Report on Sheveluch (Russia) — 11 September-17 September 2002
Smithsonian / US Geological Survey Weekly Volcanic Activity Report,
11 September-17 September 2002
Managing Editor: Gari Mayberry
Please cite this report as:
Global Volcanism Program, 2002. Report on Sheveluch (Russia). In: Mayberry, G (ed.), Weekly Volcanic Activity Report, 11 September-17 September 2002. Smithsonian Institution and US Geological Survey.
56.653°N, 161.36°E; summit elev. 3283 m
All times are local (unless otherwise noted)
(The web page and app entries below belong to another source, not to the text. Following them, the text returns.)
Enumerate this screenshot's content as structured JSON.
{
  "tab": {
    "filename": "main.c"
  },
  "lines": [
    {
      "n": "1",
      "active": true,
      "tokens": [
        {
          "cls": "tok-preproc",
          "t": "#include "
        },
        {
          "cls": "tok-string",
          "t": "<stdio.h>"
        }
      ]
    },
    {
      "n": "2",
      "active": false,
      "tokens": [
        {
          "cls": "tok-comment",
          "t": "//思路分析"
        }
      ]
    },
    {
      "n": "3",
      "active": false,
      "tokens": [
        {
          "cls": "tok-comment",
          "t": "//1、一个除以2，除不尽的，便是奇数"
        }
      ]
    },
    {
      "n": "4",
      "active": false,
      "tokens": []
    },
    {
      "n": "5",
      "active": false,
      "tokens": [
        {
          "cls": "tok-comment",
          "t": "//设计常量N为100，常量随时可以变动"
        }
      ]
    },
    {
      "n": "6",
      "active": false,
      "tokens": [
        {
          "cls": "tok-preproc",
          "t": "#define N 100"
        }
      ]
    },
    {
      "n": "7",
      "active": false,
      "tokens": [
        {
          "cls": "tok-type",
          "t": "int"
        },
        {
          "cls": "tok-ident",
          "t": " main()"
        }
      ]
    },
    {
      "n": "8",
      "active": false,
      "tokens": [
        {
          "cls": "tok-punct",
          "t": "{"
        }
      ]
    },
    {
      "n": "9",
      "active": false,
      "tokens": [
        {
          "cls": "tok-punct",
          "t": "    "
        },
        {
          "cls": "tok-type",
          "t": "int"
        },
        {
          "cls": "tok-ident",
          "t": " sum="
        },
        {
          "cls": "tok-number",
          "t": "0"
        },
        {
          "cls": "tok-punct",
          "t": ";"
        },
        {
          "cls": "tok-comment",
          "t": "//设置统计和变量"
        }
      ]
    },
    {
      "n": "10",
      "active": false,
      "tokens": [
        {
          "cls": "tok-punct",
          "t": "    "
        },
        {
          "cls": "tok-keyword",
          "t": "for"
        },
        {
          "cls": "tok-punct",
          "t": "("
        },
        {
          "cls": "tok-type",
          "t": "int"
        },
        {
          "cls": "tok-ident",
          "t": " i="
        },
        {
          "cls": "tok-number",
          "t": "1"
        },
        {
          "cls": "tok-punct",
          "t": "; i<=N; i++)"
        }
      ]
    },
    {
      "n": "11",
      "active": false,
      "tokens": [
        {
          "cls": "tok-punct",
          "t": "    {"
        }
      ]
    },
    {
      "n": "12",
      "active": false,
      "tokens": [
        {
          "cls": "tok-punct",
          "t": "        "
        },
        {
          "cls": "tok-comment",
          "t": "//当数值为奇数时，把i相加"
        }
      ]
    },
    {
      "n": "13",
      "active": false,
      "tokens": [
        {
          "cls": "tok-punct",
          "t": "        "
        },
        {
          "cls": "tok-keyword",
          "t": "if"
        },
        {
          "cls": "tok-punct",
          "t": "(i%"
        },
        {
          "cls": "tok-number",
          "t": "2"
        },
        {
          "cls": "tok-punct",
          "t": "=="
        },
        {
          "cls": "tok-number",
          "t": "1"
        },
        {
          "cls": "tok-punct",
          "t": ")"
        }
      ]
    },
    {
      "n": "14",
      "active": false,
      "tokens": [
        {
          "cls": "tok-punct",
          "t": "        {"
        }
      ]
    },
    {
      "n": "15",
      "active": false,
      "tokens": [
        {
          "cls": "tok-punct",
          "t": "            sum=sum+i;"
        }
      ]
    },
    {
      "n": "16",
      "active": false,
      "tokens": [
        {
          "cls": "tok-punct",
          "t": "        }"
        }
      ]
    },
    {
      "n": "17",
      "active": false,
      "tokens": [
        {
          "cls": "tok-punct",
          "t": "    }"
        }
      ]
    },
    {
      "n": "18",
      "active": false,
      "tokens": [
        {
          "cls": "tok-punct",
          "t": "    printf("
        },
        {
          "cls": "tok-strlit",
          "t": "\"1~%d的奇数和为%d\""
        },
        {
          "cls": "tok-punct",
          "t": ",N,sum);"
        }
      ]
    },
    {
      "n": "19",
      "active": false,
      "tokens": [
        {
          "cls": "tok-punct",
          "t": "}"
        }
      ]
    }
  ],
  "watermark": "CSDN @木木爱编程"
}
During 6-13 September, volcanic and seismic activity at Shiveluch were above background levels. There were eight earthquakes with magnitudes 2-2.2, and many smaller ones. Seismic data indicated possible avalanches and ash-and-gas explosions that may have sent material to 3 km above the lava dome. Volcanic tremor continued to slowly decrease. Short-lived ash-and-gas plumes were observed rising to 3.5 km above the lava dome. Thermal anomalies were visible on satellite imagery during several days, but ash was not. Shiveluch remained at Concern Color Code Yellow.
Geological Summary. The high, isolated massif of Sheveluch volcano (also spelled Shiveluch) rises above the lowlands NNE of the Kliuchevskaya volcano group. The 1,300 km3 andesitic volcano is one of Kamchatka's largest and most active volcanic structures, with at least 60 large eruptions during the Holocene. The summit of roughly 65,000-year-old Stary Shiveluch is truncated by a broad 9-km-wide late-Pleistocene caldera breached to the south. Many lava domes occur on its outer flanks. The Molodoy Shiveluch lava dome complex was constructed during the Holocene within the large open caldera; Holocene lava dome extrusion also took place on the flanks of Stary Shiveluch. Widespread tephra layers from these eruptions have provided valuable time markers for dating volcanic events in Kamchatka. Frequent collapses of dome complexes, most recently in 1964, have produced debris avalanches whose deposits cover much of the floor of the breached caldera.